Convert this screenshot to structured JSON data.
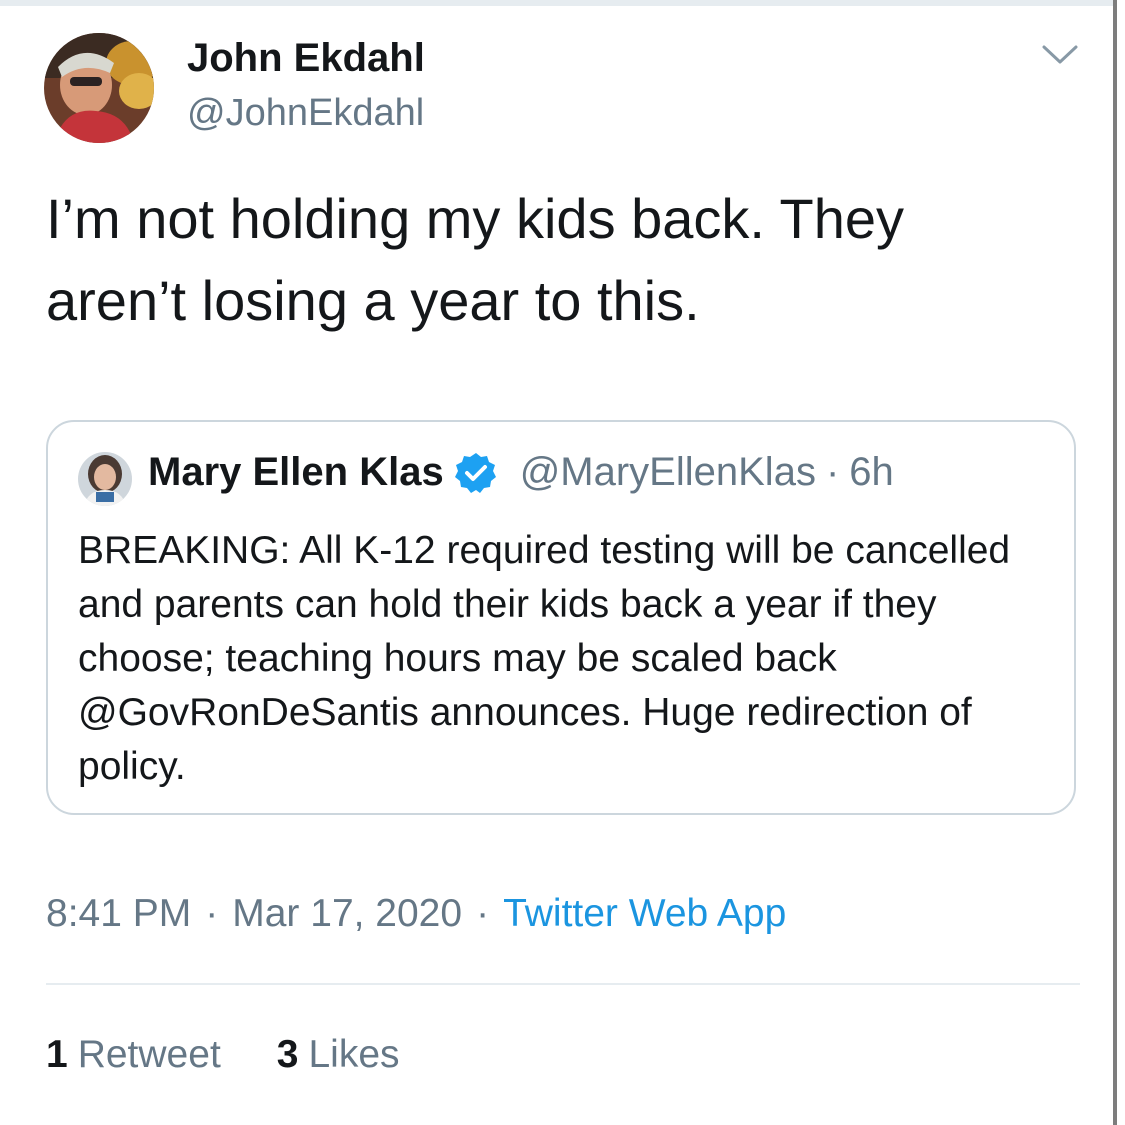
{
  "tweet": {
    "author": {
      "name": "John Ekdahl",
      "handle": "@JohnEkdahl",
      "avatar_icon": "profile-photo"
    },
    "text": "I’m not holding my kids back. They aren’t losing a year to this.",
    "quoted": {
      "author_name": "Mary Ellen Klas",
      "verified": true,
      "author_handle": "@MaryEllenKlas",
      "separator": "·",
      "time": "6h",
      "text": "BREAKING: All K-12 required testing will be cancelled and parents can hold their kids back a year if they choose; teaching hours may be scaled back @GovRonDeSantis announces. Huge redirection of policy."
    },
    "meta": {
      "time": "8:41 PM",
      "separator": "·",
      "date": "Mar 17, 2020",
      "source": "Twitter Web App"
    },
    "stats": {
      "retweets_count": "1",
      "retweets_label": "Retweet",
      "likes_count": "3",
      "likes_label": "Likes"
    }
  },
  "colors": {
    "text": "#14171a",
    "secondary": "#657786",
    "link": "#1b95e0",
    "border": "#ccd6dd",
    "divider": "#e6ecf0",
    "verified": "#1da1f2"
  }
}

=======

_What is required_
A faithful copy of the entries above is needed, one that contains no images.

_Result for this task_
Convert this screenshot to structured JSON data.
{
  "tweet": {
    "author": {
      "name": "John Ekdahl",
      "handle": "@JohnEkdahl",
      "avatar_icon": "profile-photo"
    },
    "text": "I’m not holding my kids back. They aren’t losing a year to this.",
    "quoted": {
      "author_name": "Mary Ellen Klas",
      "verified": true,
      "author_handle": "@MaryEllenKlas",
      "separator": "·",
      "time": "6h",
      "text": "BREAKING: All K-12 required testing will be cancelled and parents can hold their kids back a year if they choose; teaching hours may be scaled back @GovRonDeSantis announces. Huge redirection of policy."
    },
    "meta": {
      "time": "8:41 PM",
      "separator": "·",
      "date": "Mar 17, 2020",
      "source": "Twitter Web App"
    },
    "stats": {
      "retweets_count": "1",
      "retweets_label": "Retweet",
      "likes_count": "3",
      "likes_label": "Likes"
    }
  },
  "colors": {
    "text": "#14171a",
    "secondary": "#657786",
    "link": "#1b95e0",
    "border": "#ccd6dd",
    "divider": "#e6ecf0",
    "verified": "#1da1f2"
  }
}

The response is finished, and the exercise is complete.